In Provence, there is a wind so fierce and cold and persistent. It barrels down from the North of France, through the Alps and down to the Rhone Valley, whipping up everything into a scene of chaos. Le Mistral blows for days under a clear and sunny sky. When you live there, you learn to tie things down. The spices at the market are covered up. Colorfully painted shutters enclose you indoors. If you go out, you learn to wear your hair tied back. You learn to wear your coat, even though looking through the window the sky appears sunny and warm.
There's another wind that blows less frequently. It is a softer, warmer, Southern wind that blows off the Mediterranean Sea, bringing with it a shower of African dust from the Saharan Dessert. It is called the Sirocco wind. It sifts a fine layer of sand over the landscape. It leaves an orange film on the cars. It collects in ochre swirls on the sidewalk. It leaves a pleasant grittiness in your eyes.
It was something like the Provencal wind that blew today in Charlotte, Vermont. It whipped across the autumn foliage, bending trees sideways. Beating the doors in rhythm. Yet the sun shone clear and brightly and serenely high above all the mayhem. Something about the ochre colors reminded me of the Sirocco wind from Northern Africa. But everything else about it was Le Mistral.
It blew for only a few hours.

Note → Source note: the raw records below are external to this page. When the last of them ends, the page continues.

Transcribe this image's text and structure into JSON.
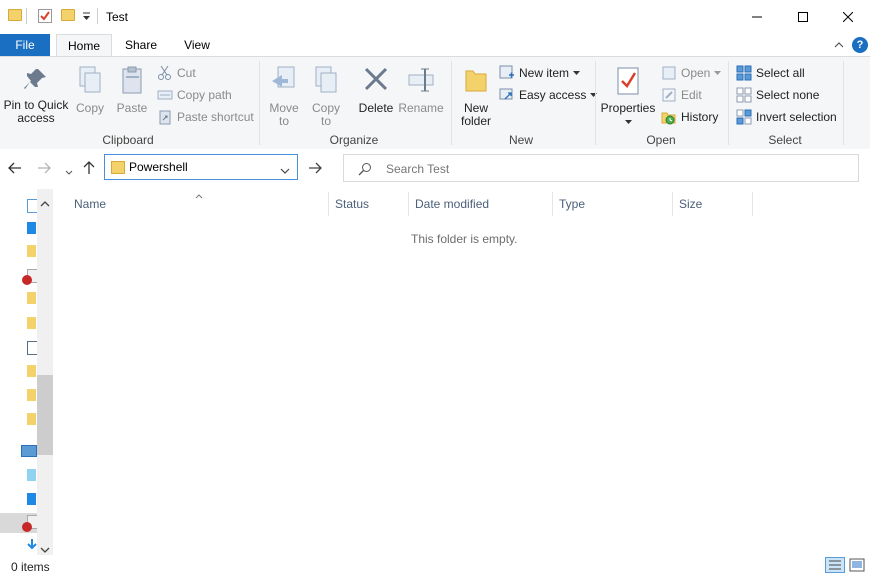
{
  "window": {
    "title": "Test"
  },
  "tabs": {
    "file": "File",
    "home": "Home",
    "share": "Share",
    "view": "View"
  },
  "ribbon": {
    "clipboard": {
      "label": "Clipboard",
      "pin": "Pin to Quick access",
      "copy": "Copy",
      "paste": "Paste",
      "cut": "Cut",
      "copy_path": "Copy path",
      "paste_shortcut": "Paste shortcut"
    },
    "organize": {
      "label": "Organize",
      "move_to": "Move to",
      "copy_to": "Copy to",
      "delete": "Delete",
      "rename": "Rename"
    },
    "new": {
      "label": "New",
      "new_folder": "New folder",
      "new_item": "New item",
      "easy_access": "Easy access"
    },
    "open": {
      "label": "Open",
      "properties": "Properties",
      "open": "Open",
      "edit": "Edit",
      "history": "History"
    },
    "select": {
      "label": "Select",
      "select_all": "Select all",
      "select_none": "Select none",
      "invert_selection": "Invert selection"
    }
  },
  "navigation": {
    "address_value": "Powershell",
    "search_placeholder": "Search Test"
  },
  "columns": [
    "Name",
    "Status",
    "Date modified",
    "Type",
    "Size"
  ],
  "content": {
    "empty_message": "This folder is empty."
  },
  "status": {
    "item_count": "0 items"
  },
  "colors": {
    "accent": "#1a6fc2",
    "folder": "#f4d26b"
  }
}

Then it subsided almost as suddenly as it began. And then, there was rain.